Problem to work on: Take each line of the records below that contains the string "رحمت" and copy it.

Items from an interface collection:
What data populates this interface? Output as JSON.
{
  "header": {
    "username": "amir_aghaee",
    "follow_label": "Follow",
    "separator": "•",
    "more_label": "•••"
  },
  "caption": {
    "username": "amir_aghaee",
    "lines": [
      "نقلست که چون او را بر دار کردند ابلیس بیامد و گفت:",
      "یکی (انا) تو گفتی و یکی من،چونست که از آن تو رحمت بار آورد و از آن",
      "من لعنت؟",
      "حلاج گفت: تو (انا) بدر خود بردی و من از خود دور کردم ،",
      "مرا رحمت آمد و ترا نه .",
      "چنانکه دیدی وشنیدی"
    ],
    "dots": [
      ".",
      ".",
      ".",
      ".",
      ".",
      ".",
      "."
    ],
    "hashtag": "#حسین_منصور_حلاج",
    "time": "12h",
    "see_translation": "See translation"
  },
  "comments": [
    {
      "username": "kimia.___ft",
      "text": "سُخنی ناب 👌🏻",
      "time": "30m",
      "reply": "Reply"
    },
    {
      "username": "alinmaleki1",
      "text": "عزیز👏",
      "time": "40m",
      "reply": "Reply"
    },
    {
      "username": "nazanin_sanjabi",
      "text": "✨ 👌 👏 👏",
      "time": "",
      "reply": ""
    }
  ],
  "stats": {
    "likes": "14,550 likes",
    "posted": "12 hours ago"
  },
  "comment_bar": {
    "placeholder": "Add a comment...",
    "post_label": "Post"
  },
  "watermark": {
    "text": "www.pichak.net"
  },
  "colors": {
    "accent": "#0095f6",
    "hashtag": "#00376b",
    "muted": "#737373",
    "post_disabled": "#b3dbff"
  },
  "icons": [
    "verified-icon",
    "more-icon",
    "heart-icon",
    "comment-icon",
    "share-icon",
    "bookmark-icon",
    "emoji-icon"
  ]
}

Solution to this problem:
      "یکی (انا) تو گفتی و یکی من،چونست که از آن تو رحمت بار آورد و از آن",
      "مرا رحمت آمد و ترا نه .",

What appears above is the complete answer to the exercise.